▶ _WHAT IS BEING ASKED_:
Using the records provided below, locate and copy each line that contains the word "Dossenbach".

▶ _SUPPLIED RECORDS_:

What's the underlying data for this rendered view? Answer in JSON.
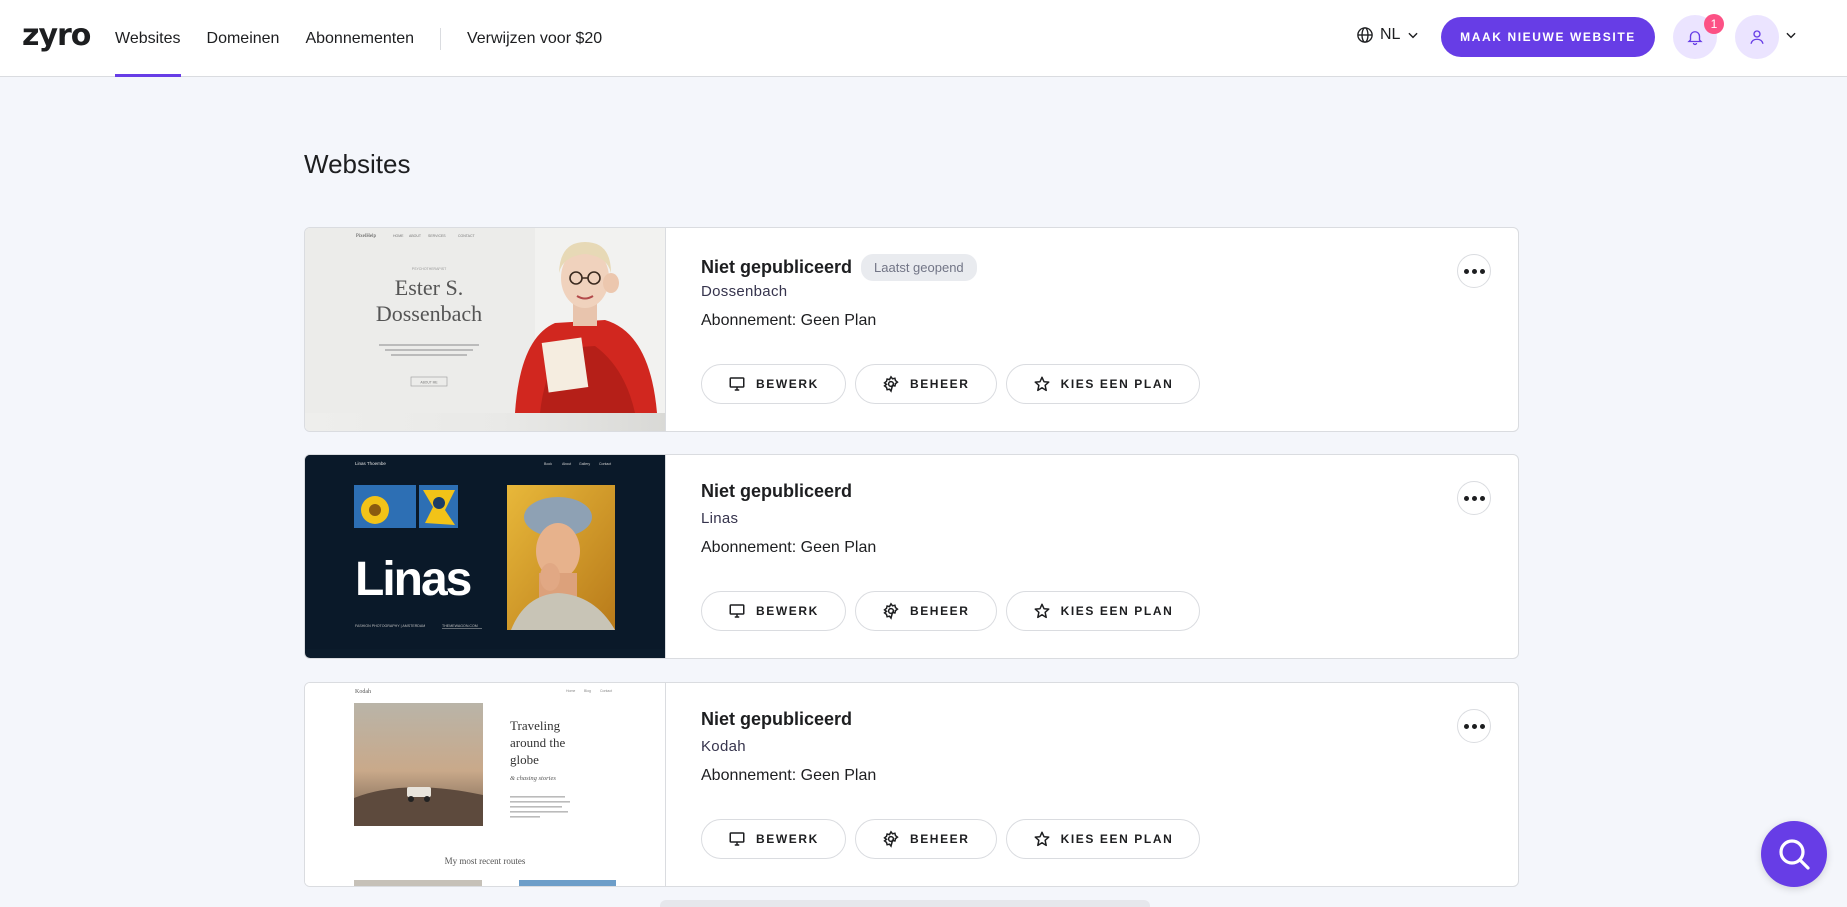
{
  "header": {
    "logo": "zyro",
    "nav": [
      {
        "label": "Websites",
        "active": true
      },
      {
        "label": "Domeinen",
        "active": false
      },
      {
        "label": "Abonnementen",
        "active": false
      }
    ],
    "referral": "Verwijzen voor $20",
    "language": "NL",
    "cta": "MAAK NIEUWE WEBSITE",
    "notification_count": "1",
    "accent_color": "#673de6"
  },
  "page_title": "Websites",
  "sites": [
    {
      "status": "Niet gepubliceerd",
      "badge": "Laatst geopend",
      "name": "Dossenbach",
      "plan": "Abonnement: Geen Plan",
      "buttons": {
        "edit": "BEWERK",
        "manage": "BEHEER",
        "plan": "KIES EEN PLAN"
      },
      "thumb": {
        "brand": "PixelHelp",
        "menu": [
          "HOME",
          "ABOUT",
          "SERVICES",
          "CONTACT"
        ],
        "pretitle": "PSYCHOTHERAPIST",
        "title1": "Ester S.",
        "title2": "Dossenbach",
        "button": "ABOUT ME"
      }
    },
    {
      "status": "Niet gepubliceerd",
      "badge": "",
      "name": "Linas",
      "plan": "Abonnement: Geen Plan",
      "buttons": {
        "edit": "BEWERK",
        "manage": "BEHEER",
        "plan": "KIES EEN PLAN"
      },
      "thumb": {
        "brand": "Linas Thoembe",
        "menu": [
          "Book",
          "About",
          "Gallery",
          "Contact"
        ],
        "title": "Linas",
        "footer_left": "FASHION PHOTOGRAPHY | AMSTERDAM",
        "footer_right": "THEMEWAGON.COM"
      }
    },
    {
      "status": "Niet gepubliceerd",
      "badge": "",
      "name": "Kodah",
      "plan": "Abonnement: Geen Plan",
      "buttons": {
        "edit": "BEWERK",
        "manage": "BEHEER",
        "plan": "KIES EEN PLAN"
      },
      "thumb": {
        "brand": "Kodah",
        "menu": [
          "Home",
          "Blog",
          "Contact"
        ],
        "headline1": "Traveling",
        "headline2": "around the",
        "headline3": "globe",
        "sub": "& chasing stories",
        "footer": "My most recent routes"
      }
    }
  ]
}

▶ _ANSWER SECTION_:
      "name": "Dossenbach",
        "title2": "Dossenbach",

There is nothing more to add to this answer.